(Dataset rows for apps and sites)
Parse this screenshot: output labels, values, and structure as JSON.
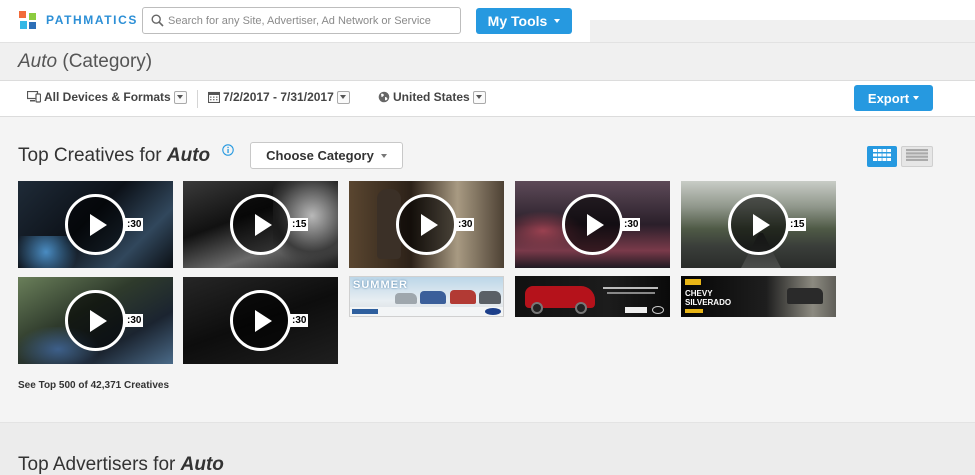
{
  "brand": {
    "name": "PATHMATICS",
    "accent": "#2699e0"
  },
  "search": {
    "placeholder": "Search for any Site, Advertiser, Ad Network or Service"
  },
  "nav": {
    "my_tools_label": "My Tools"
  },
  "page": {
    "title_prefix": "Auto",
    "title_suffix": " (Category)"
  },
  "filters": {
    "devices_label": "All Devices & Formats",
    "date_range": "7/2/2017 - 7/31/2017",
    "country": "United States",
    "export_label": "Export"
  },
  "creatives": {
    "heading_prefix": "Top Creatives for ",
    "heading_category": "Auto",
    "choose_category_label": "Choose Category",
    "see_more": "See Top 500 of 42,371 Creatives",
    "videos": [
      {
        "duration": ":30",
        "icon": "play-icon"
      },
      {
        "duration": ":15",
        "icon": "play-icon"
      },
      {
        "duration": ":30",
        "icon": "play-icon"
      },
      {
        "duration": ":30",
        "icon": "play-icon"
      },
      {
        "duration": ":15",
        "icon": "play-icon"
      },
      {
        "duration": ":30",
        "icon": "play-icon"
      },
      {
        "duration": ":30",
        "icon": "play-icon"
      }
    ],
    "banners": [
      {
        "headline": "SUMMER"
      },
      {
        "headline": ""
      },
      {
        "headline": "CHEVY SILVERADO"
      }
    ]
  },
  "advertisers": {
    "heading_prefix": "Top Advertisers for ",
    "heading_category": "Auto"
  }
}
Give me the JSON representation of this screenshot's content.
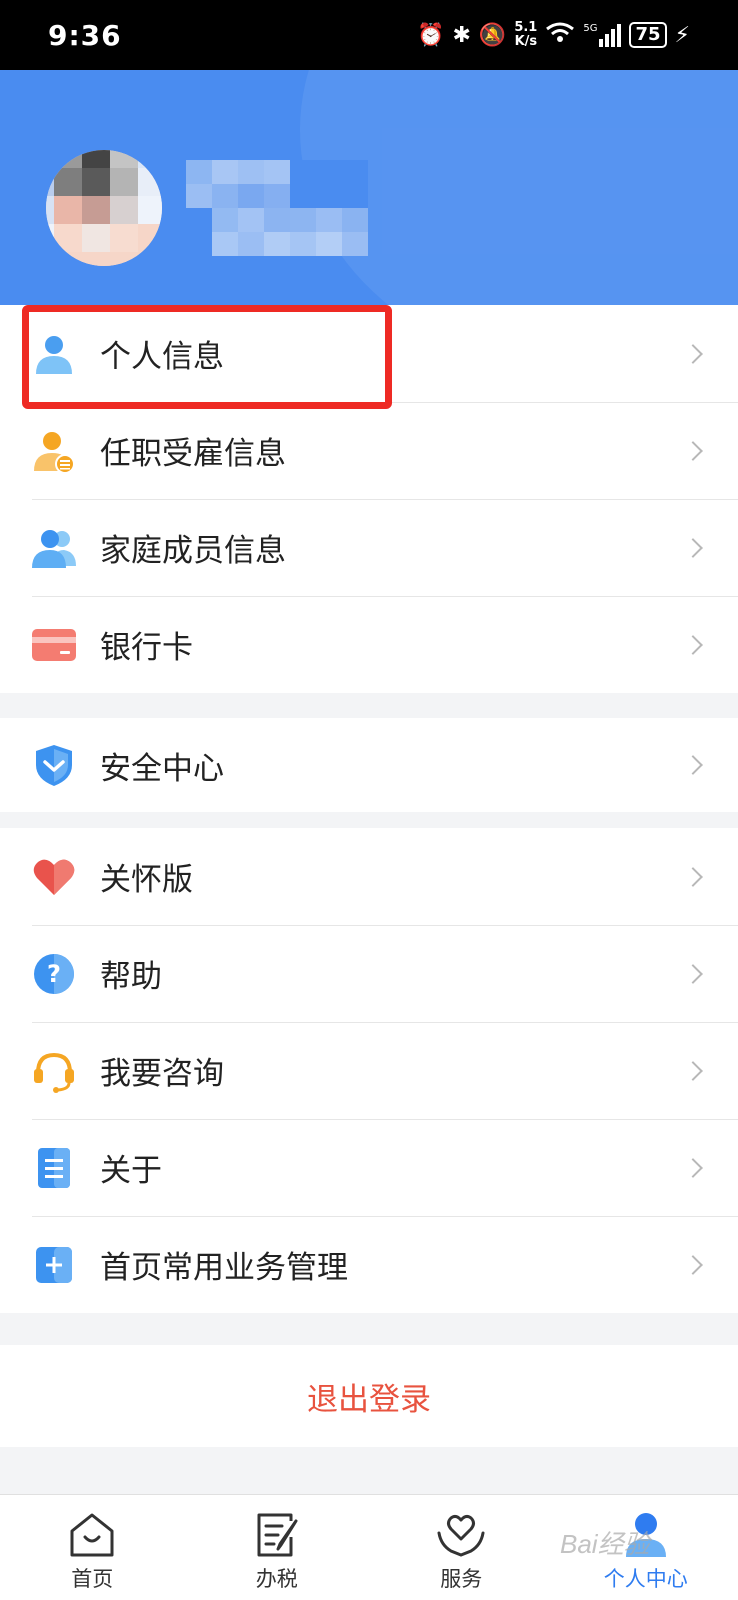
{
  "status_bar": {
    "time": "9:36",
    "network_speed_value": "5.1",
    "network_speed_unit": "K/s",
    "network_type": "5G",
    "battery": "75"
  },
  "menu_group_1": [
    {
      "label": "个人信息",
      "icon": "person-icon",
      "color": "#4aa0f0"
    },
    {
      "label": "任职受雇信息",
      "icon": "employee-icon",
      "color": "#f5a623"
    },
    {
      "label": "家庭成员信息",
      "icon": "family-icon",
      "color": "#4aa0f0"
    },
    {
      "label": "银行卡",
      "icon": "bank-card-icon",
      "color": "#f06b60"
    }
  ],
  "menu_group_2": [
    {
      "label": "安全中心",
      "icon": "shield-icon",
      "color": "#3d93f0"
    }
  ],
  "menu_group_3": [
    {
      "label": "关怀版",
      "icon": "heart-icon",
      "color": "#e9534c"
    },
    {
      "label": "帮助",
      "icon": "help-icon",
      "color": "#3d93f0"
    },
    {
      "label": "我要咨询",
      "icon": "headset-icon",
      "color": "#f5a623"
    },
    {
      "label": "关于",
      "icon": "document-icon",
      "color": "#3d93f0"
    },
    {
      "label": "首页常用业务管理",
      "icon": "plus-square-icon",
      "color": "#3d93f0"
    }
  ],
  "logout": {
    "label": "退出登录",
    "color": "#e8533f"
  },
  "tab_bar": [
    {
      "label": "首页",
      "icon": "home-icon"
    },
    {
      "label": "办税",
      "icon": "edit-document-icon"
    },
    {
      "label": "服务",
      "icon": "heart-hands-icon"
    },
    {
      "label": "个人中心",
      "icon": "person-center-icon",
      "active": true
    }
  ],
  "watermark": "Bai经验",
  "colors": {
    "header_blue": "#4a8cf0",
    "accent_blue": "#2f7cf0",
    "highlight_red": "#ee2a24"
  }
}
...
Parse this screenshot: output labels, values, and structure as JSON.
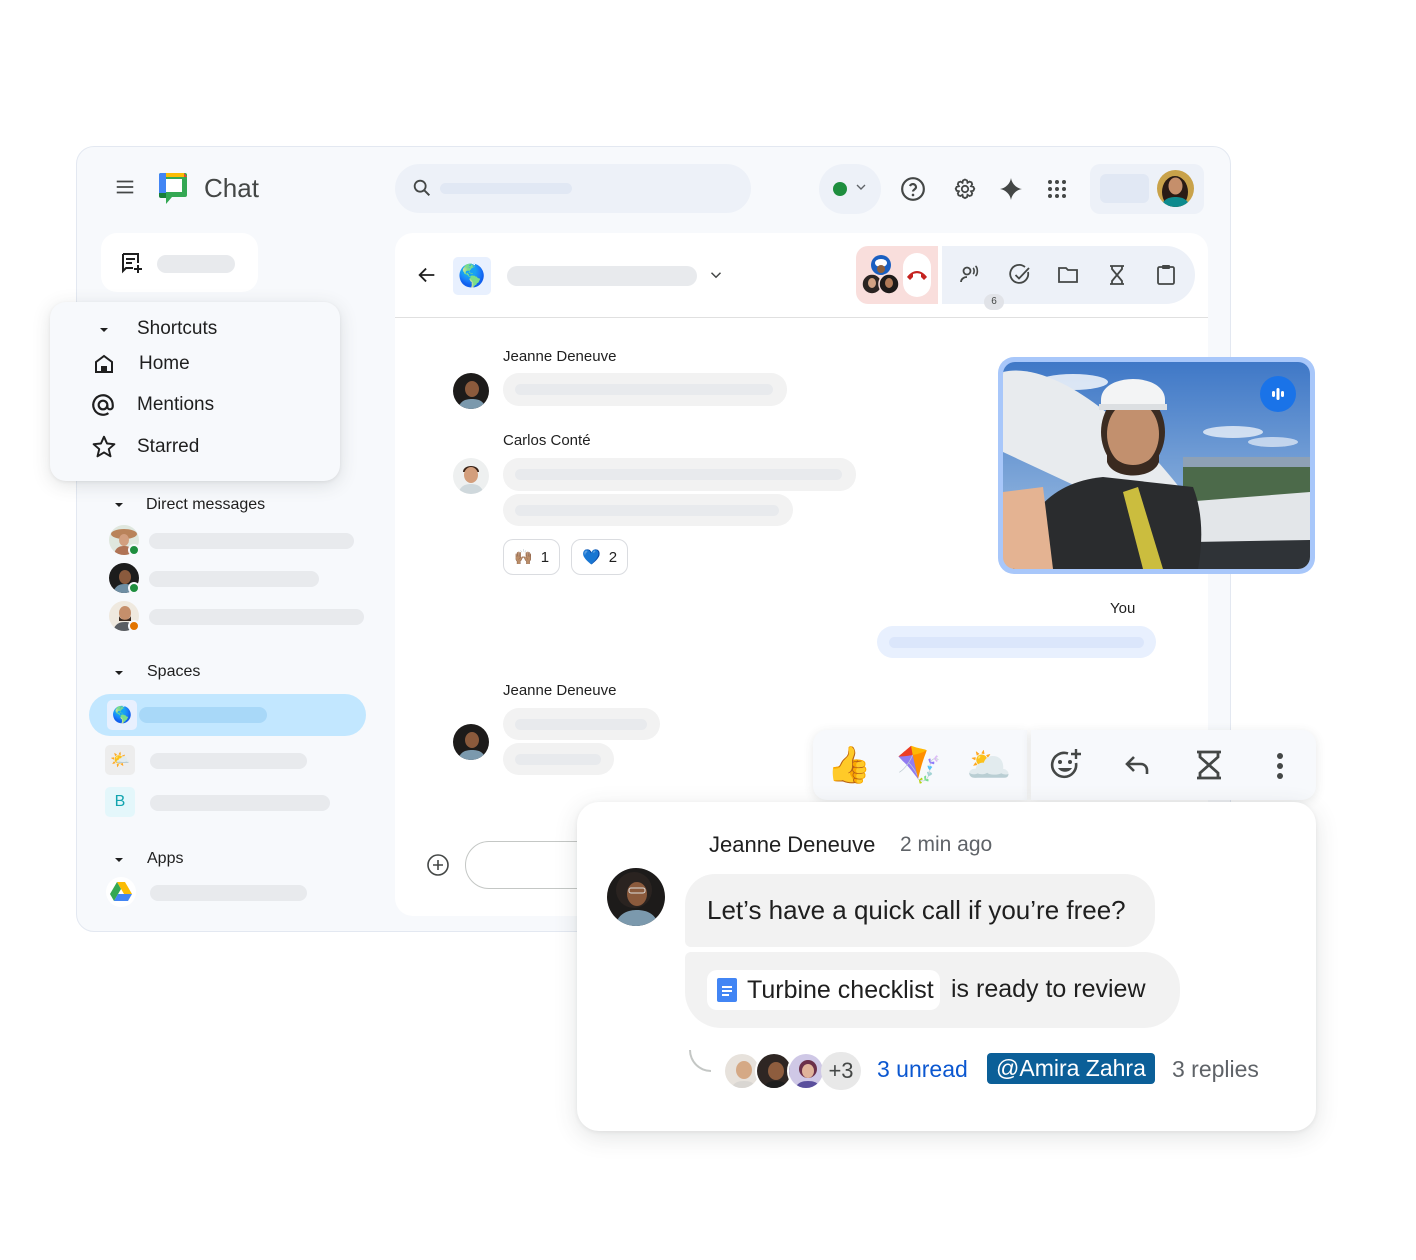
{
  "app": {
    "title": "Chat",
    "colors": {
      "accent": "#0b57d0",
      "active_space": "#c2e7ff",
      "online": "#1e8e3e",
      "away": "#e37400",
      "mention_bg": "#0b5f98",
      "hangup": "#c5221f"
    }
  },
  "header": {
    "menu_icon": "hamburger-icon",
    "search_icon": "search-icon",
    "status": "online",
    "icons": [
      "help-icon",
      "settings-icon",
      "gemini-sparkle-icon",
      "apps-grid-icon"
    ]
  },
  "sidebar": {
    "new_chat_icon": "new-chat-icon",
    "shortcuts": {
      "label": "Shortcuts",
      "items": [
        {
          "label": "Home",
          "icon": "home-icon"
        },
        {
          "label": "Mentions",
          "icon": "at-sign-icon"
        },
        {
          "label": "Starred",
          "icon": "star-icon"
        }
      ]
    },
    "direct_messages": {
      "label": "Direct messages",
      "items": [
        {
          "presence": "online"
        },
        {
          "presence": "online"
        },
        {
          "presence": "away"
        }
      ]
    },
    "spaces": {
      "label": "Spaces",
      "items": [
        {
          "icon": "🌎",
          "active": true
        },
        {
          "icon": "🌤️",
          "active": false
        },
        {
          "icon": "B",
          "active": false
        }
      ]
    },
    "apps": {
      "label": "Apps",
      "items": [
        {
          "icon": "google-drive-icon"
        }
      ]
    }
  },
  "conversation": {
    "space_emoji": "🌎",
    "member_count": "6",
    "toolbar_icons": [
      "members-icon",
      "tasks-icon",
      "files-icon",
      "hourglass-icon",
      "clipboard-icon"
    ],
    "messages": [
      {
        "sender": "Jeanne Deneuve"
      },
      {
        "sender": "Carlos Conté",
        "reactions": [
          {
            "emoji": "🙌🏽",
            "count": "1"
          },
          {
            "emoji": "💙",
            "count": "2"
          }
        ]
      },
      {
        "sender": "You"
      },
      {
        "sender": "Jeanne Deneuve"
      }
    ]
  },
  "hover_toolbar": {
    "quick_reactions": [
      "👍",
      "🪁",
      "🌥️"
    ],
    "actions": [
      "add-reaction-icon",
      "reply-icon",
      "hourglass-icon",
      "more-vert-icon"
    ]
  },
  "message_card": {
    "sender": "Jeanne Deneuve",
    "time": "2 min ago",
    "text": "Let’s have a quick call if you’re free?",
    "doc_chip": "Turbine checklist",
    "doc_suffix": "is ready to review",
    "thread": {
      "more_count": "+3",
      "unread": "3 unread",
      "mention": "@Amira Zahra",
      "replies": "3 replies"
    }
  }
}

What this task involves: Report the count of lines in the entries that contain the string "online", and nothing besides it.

Result of this exercise: 4